Transport for London (TfL) has published the results of its step-free access consultation as it launches a trial of a new bridging device as part of its ongoing work to make the capital’s network more accessible and inclusive.
The specially commissioned bridging device has been designed to provide additional support, comfort and reassurance to customers at step-free stations where there remains a small gap between the platform and train carriage.
Customers will be invited to try the new bridging device at eight Jubilee line stations until February 2023 – including London Bridge, Canary Wharf and Green Park. Customers can turn up at any one of the stations in the trial to request to use the bridging device and station staff will be able to deploy the device. They are also available to assist customers wanting to get off the train at one of the trial stations, by requesting for a member of staff to be waiting with the device.
The bridging device is the same width as the boarding ramps already in extensive use across the network but is only 200mm in length. Customers who have used the device are invited to provide comments about their experience including suggesting a name for it.
If the trial is successful, TfL will consider extending the use of the bridging device across the London Underground and wider TfL network as it continues working to make the capital’s network more accessible and inclusive.
From November 2021, TfL ran a 14-week public consultation looking into how it could best shape the future of step-free access on the Tube when suitable funding is identified.
More than 5,500 people took part in the public consultation, with the headline responses including that 66% of public respondents would use the Tube more if there were more step-free stations. 880 people who completed the consultation said they do not currently use the Tube, but 80% of these said they would use it if it was more accessible to them.
Mark Evers, Transport for London’s Chief Customer Officer, said: “Making our transport network more accessible and inclusive is a top priority for us, as we know that a more accessible public transport network benefits everyone. The response to the consultation shows how important accessibility is for encouraging more people to use public transport. The bridging device has been designed to improve customers’ confidence and experience of using the network and I hope as many people as possible try it out during the trial period.

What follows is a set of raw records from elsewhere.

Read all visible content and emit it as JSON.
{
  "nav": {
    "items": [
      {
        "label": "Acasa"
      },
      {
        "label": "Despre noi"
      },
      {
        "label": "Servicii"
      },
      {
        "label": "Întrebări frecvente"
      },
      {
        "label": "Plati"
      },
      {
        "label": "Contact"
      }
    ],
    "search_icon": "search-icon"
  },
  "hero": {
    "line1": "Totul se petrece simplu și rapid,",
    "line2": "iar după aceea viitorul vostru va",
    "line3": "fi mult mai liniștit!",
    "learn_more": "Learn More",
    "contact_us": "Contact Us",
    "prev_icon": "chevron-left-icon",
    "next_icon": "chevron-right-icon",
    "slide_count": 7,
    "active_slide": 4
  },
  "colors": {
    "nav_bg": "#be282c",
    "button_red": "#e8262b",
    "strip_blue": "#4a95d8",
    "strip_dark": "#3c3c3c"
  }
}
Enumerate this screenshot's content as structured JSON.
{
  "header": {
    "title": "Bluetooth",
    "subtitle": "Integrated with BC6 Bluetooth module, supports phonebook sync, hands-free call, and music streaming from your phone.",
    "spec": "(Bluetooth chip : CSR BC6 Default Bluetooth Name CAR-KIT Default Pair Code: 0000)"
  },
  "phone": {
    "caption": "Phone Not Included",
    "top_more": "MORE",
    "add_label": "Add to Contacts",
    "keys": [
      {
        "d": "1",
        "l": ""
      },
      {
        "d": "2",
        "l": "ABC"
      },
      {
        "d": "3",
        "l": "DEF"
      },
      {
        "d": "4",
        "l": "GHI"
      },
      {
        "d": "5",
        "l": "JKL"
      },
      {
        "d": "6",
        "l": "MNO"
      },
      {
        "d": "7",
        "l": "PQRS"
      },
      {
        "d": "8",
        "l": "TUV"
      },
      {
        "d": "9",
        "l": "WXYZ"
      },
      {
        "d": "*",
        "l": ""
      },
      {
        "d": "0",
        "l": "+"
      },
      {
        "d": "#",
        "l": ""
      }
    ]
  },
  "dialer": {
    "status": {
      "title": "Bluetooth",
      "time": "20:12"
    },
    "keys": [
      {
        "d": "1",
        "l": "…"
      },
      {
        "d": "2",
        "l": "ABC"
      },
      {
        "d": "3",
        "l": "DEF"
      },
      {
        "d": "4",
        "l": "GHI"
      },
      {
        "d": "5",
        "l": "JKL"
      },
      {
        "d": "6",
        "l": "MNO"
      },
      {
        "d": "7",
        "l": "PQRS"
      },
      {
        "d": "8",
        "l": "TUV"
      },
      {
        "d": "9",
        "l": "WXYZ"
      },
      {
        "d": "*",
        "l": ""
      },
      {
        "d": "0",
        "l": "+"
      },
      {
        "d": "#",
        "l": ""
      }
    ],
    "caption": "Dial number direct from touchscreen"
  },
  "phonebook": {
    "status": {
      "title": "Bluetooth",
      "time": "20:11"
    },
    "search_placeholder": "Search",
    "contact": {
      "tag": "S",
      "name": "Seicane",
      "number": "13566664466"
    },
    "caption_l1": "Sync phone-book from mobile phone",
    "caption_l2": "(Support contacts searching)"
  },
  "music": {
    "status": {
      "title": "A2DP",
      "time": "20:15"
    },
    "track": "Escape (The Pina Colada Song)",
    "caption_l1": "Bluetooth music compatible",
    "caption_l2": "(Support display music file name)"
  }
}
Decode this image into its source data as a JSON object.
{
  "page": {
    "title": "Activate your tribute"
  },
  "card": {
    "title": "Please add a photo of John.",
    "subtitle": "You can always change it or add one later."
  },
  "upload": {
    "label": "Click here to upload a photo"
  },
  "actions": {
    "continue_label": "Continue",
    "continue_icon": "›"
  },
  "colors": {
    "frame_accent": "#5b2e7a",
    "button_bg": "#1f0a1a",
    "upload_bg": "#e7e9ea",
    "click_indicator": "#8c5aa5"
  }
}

“The results of the step-free access consultation have already been embedded in our short-term work to improve accessibility and will continue to shape our future goals.”
Other key findings in the consultation include:
- Stations that interchange with other transport services were a clear priority for respondents, along with stations that are within easy reach of hospitals and healthcare services.
- 69% of public respondents felt that it would be best to prioritise step-free access at a combination of some smaller and medium sized Tube stations and part of a complex station (as opposed to just one complex station; a few medium stations; or more smaller stations).
- 63% of respondents preferred for TfL to ‘plug the gaps’ where there is a large area with few step-free stations rather than create ‘hubs’ by filling in the gaps where most of an area is already step-free.
- More than half said their usage of the Tube would expand (52%) and that their journeys would be made easier (68%) and less stressful (64%) if their most important Tube stations were made step-free.
There are now more than 200 step-free stations across the TfL network. These include: 92 Tube stations, 62 London Overground stations, all DLR stations and Tram stops. All 41 Elizabeth line stations have step-free access, with the majority of central stations being step-free from street to train.
Image credit: TfL